[9] New York Times, February 2, 2009
[10] Edward Timperlake and William Triplett, op. cit., pp. 98-99
[11] Agence France Presse, Washington, June 25, 2009
[12] Ibid.
[13] Daniel Wagner, “Ahmadinejad’s Victory: Implications for the United States and Israel.” A report
published by the Institute for Near East and Gulf Military Analysis (INEGMA, Dubai), June 15, 2009
[14] Ibid
[15] Xinhua News Agency, Beijing, September 6, 2008
[16] Ibid
[17] See Xin Ma, “China’s Energy Strategy in the Middle East,” Middle East Economic Survey, vol.
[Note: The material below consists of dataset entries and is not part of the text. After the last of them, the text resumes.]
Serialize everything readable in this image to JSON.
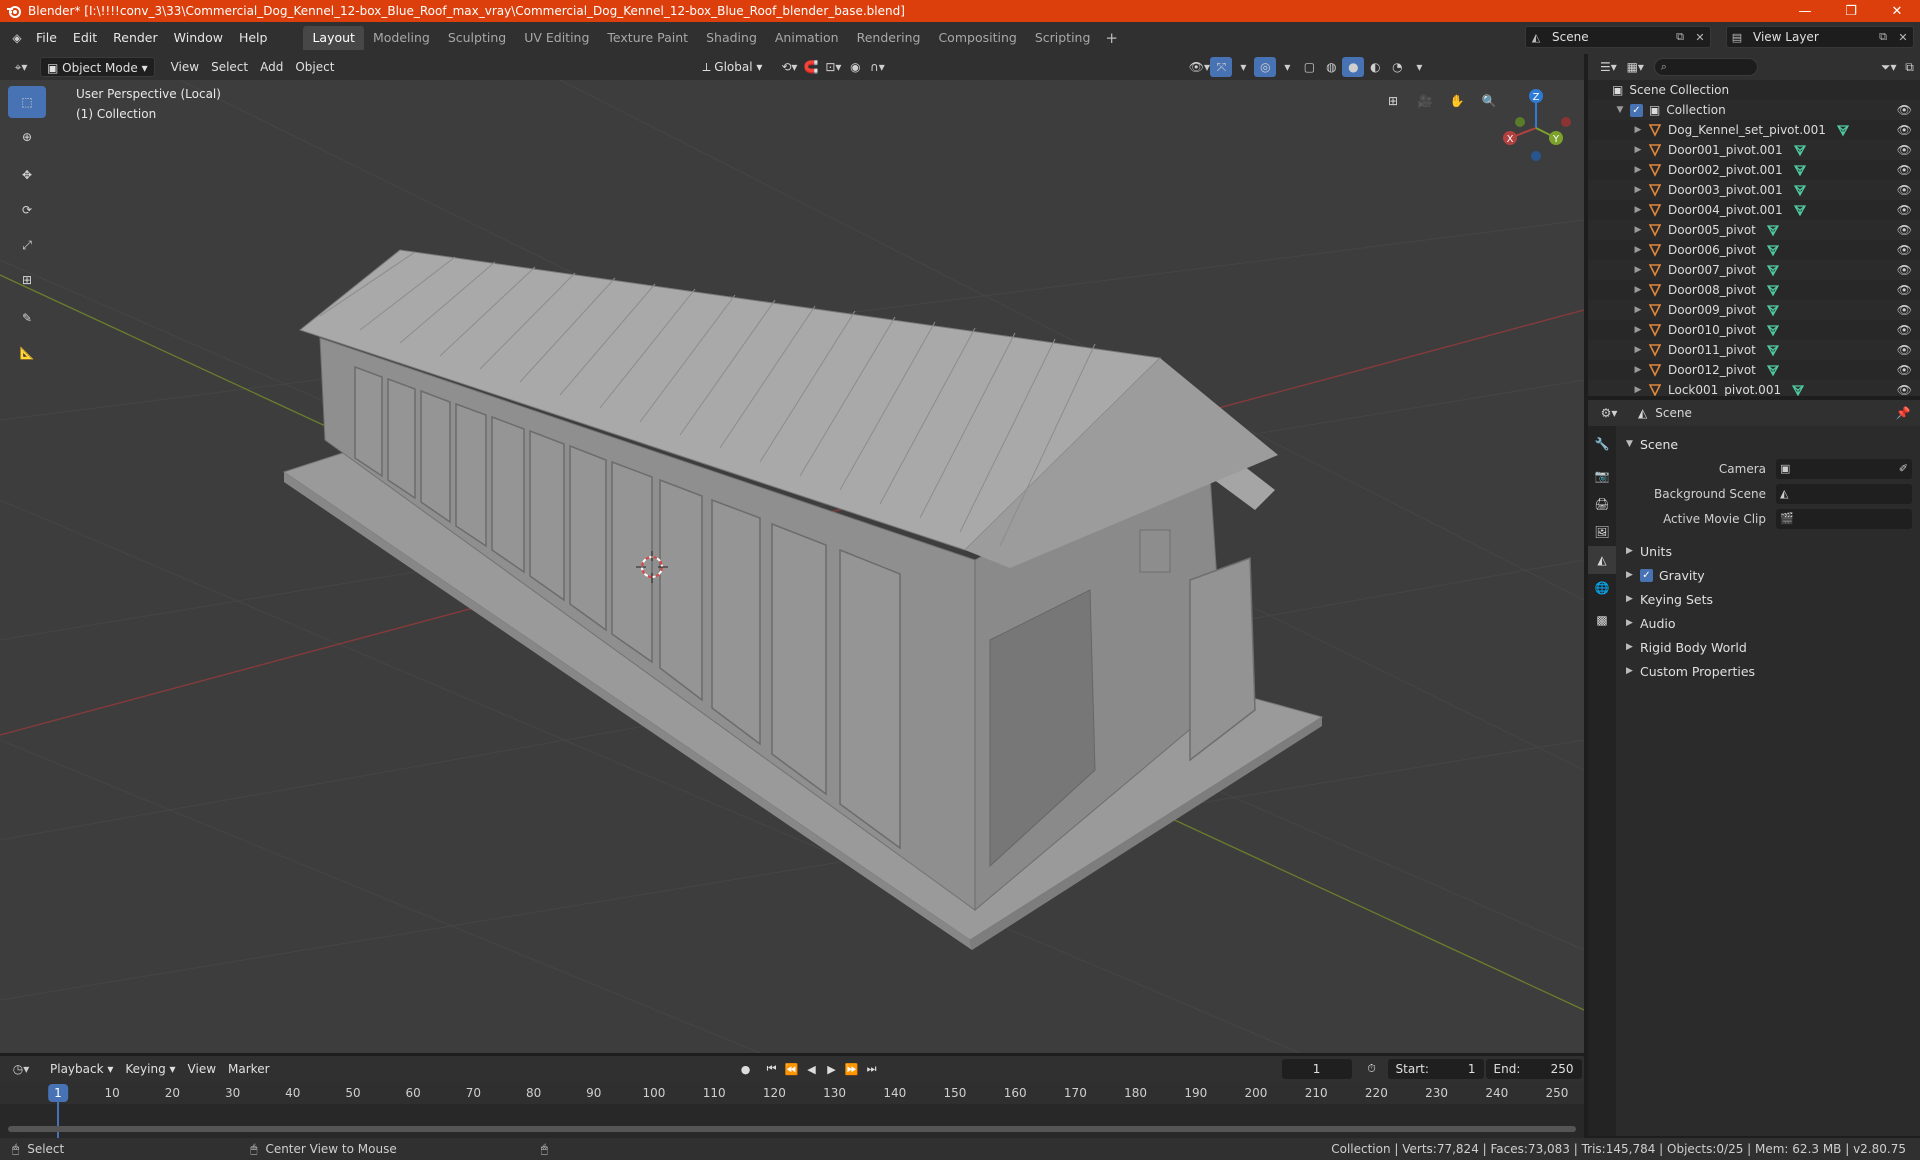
{
  "window": {
    "title": "Blender* [I:\\!!!!conv_3\\33\\Commercial_Dog_Kennel_12-box_Blue_Roof_max_vray\\Commercial_Dog_Kennel_12-box_Blue_Roof_blender_base.blend]",
    "controls": [
      "minimize",
      "maximize",
      "close"
    ]
  },
  "menubar": {
    "menus": [
      "File",
      "Edit",
      "Render",
      "Window",
      "Help"
    ],
    "workspaces": [
      "Layout",
      "Modeling",
      "Sculpting",
      "UV Editing",
      "Texture Paint",
      "Shading",
      "Animation",
      "Rendering",
      "Compositing",
      "Scripting"
    ],
    "active_workspace": "Layout",
    "scene": "Scene",
    "view_layer": "View Layer"
  },
  "viewport_header": {
    "mode": "Object Mode",
    "menus": [
      "View",
      "Select",
      "Add",
      "Object"
    ],
    "transform_orientation": "Global"
  },
  "viewport": {
    "perspective_label": "User Perspective (Local)",
    "collection_label": "(1) Collection",
    "tools": [
      "select-box",
      "cursor",
      "move",
      "rotate",
      "scale",
      "transform",
      "annotate",
      "measure"
    ],
    "gizmo_axes": [
      "X",
      "Y",
      "Z"
    ],
    "colors": {
      "background": "#3d3d3d",
      "x_axis": "#b3413f",
      "y_axis": "#7da22c",
      "z_axis": "#2e7bd6",
      "active": "#4772b3"
    }
  },
  "outliner": {
    "search_placeholder": "",
    "root": "Scene Collection",
    "collection": "Collection",
    "items": [
      "Dog_Kennel_set_pivot.001",
      "Door001_pivot.001",
      "Door002_pivot.001",
      "Door003_pivot.001",
      "Door004_pivot.001",
      "Door005_pivot",
      "Door006_pivot",
      "Door007_pivot",
      "Door008_pivot",
      "Door009_pivot",
      "Door010_pivot",
      "Door011_pivot",
      "Door012_pivot",
      "Lock001_pivot.001"
    ]
  },
  "properties": {
    "context": "Scene",
    "panel": "Scene",
    "fields": [
      {
        "label": "Camera"
      },
      {
        "label": "Background Scene"
      },
      {
        "label": "Active Movie Clip"
      }
    ],
    "subpanels": [
      "Units",
      "Gravity",
      "Keying Sets",
      "Audio",
      "Rigid Body World",
      "Custom Properties"
    ],
    "gravity_enabled": true
  },
  "timeline": {
    "menus": [
      "Playback",
      "Keying",
      "View",
      "Marker"
    ],
    "current_frame": "1",
    "start_label": "Start:",
    "start": "1",
    "end_label": "End:",
    "end": "250",
    "ticks": [
      "10",
      "20",
      "30",
      "40",
      "50",
      "60",
      "70",
      "80",
      "90",
      "100",
      "110",
      "120",
      "130",
      "140",
      "150",
      "160",
      "170",
      "180",
      "190",
      "200",
      "210",
      "220",
      "230",
      "240",
      "250"
    ]
  },
  "statusbar": {
    "left_action": "Select",
    "mid_action": "Center View to Mouse",
    "stats": "Collection | Verts:77,824 | Faces:73,083 | Tris:145,784 | Objects:0/25 | Mem: 62.3 MB | v2.80.75"
  }
}
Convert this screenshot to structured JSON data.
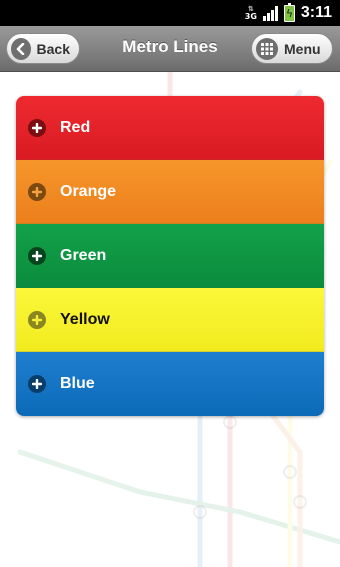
{
  "status_bar": {
    "network": "3G",
    "time": "3:11"
  },
  "header": {
    "back_label": "Back",
    "title": "Metro Lines",
    "menu_label": "Menu"
  },
  "lines": [
    {
      "label": "Red",
      "color_top": "#ee2a30",
      "color_bottom": "#d91a22",
      "text_color": "#ffffff",
      "icon_bg": "#7a0e12",
      "icon_fg": "#ffffff"
    },
    {
      "label": "Orange",
      "color_top": "#f6962a",
      "color_bottom": "#ec7f1c",
      "text_color": "#ffffff",
      "icon_bg": "#7b4a10",
      "icon_fg": "#f6a13e"
    },
    {
      "label": "Green",
      "color_top": "#13a14a",
      "color_bottom": "#0a8c3c",
      "text_color": "#ffffff",
      "icon_bg": "#06441d",
      "icon_fg": "#ffffff"
    },
    {
      "label": "Yellow",
      "color_top": "#fbf73a",
      "color_bottom": "#f1eb1e",
      "text_color": "#111111",
      "icon_bg": "#8a8620",
      "icon_fg": "#f4ef3a"
    },
    {
      "label": "Blue",
      "color_top": "#1f7fcf",
      "color_bottom": "#0b6ab8",
      "text_color": "#ffffff",
      "icon_bg": "#083e6b",
      "icon_fg": "#ffffff"
    }
  ]
}
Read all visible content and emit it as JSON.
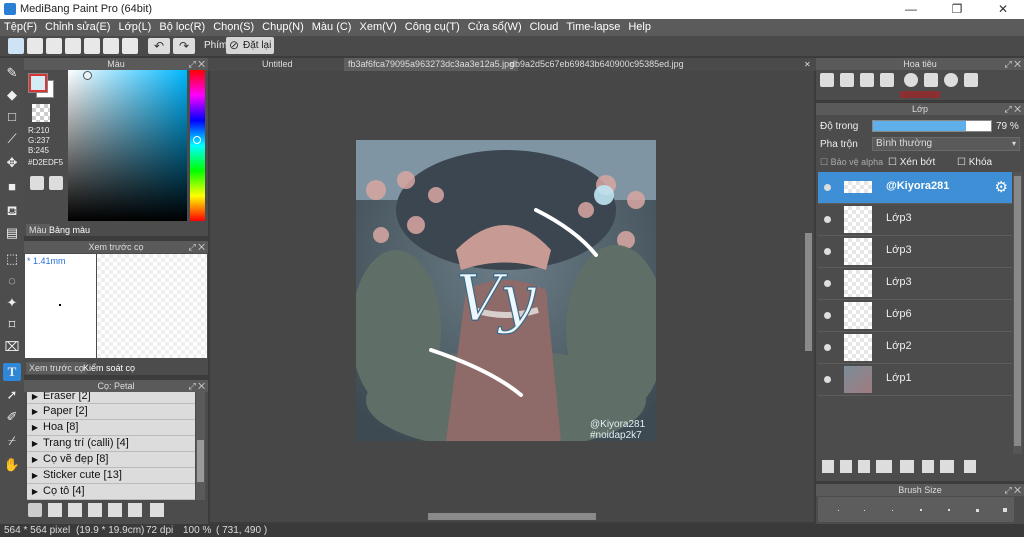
{
  "window": {
    "title": "MediBang Paint Pro (64bit)",
    "minimize": "—",
    "maximize": "❐",
    "close": "✕"
  },
  "menu": [
    "Tệp(F)",
    "Chỉnh sửa(E)",
    "Lớp(L)",
    "Bộ lọc(R)",
    "Chọn(S)",
    "Chụp(N)",
    "Màu (C)",
    "Xem(V)",
    "Công cụ(T)",
    "Cửa sổ(W)",
    "Cloud",
    "Time-lapse",
    "Help"
  ],
  "toolbar": {
    "shortcut_label": "Phím",
    "reset_label": "Đặt lại"
  },
  "color_panel": {
    "title": "Màu",
    "r": "R:210",
    "g": "G:237",
    "b": "B:245",
    "hex": "#D2EDF5",
    "fg_color": "#d2edf5",
    "bg_color": "#ffffff",
    "tab_color": "Màu",
    "tab_palette": "Bảng màu"
  },
  "preview_panel": {
    "title": "Xem trước cọ",
    "size": "* 1.41mm",
    "tab_preview": "Xem trước cọ",
    "tab_control": "Kiểm soát cọ"
  },
  "brush_panel": {
    "title": "Cọ: Petal",
    "items": [
      "Eraser [2]",
      "Paper [2]",
      "Hoa [8]",
      "Trang trí (calli) [4]",
      "Cọ vẽ đẹp [8]",
      "Sticker cute [13]",
      "Cọ tô [4]"
    ]
  },
  "doc_tabs": [
    "Untitled",
    "fb3af6fca79095a963273dc3aa3e12a5.jpg",
    "db9a2d5c67eb69843b640900c95385ed.jpg"
  ],
  "artwork": {
    "watermark_1": "@Kiyora281",
    "watermark_2": "#noidap2k7",
    "script_text": "Vy"
  },
  "nav_panel": {
    "title": "Hoa tiêu"
  },
  "layer_panel": {
    "title": "Lớp",
    "opacity_label": "Độ trong",
    "opacity_value": "79 %",
    "opacity": 0.79,
    "blend_label": "Pha trộn",
    "blend_value": "Bình thường",
    "protect_alpha": "Bảo vệ alpha",
    "clipping": "Xén bớt",
    "lock": "Khóa",
    "layers": [
      "@Kiyora281",
      "Lớp3",
      "Lớp3",
      "Lớp3",
      "Lớp6",
      "Lớp2",
      "Lớp1"
    ]
  },
  "brushsize_panel": {
    "title": "Brush Size"
  },
  "status": {
    "dimensions": "564 * 564 pixel",
    "physical": "(19.9 * 19.9cm)",
    "dpi": "72 dpi",
    "zoom": "100 %",
    "coords": "( 731, 490 )"
  }
}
LI, No. 23, June 9, 2008
[18] FNA, Tehran, July 28, 2008
[19] Ibid
[20] Information obtained in an interview with an official of Iran’s Chamber of Commerce during the author’s visit to Tehran, September 2008
[21] IRNA News Agency, April 22, 2002
[22] Chris Zamvelis, “The Geopolitics of Sino-Syrian Relations,” China Brief, Vol. WIII, Issue 20, October 23, 2008, pg. 9 Ibid
[23] Ibid
[24] Xinhua News Agency, March 30, 2008
[25] China Daily (Beijing), July 11, 2007
[26] Xinhua News Agency, September 28, 2008 China is also an early mover in Iraq, and CNOOC will probably be one of the first energy companies to secure a major contract to develop Iraq’s rich untapped oil reserves
[27] China is also an early mover in Iraq, and CNOOC will probably be one of the first energy companies to secure a major contract to develop Iraq’s rich untapped oil reserves
[28] The Jerusalem Post, October 25th, 2007
[29] Chris Zambelis, Loc. cit., p 11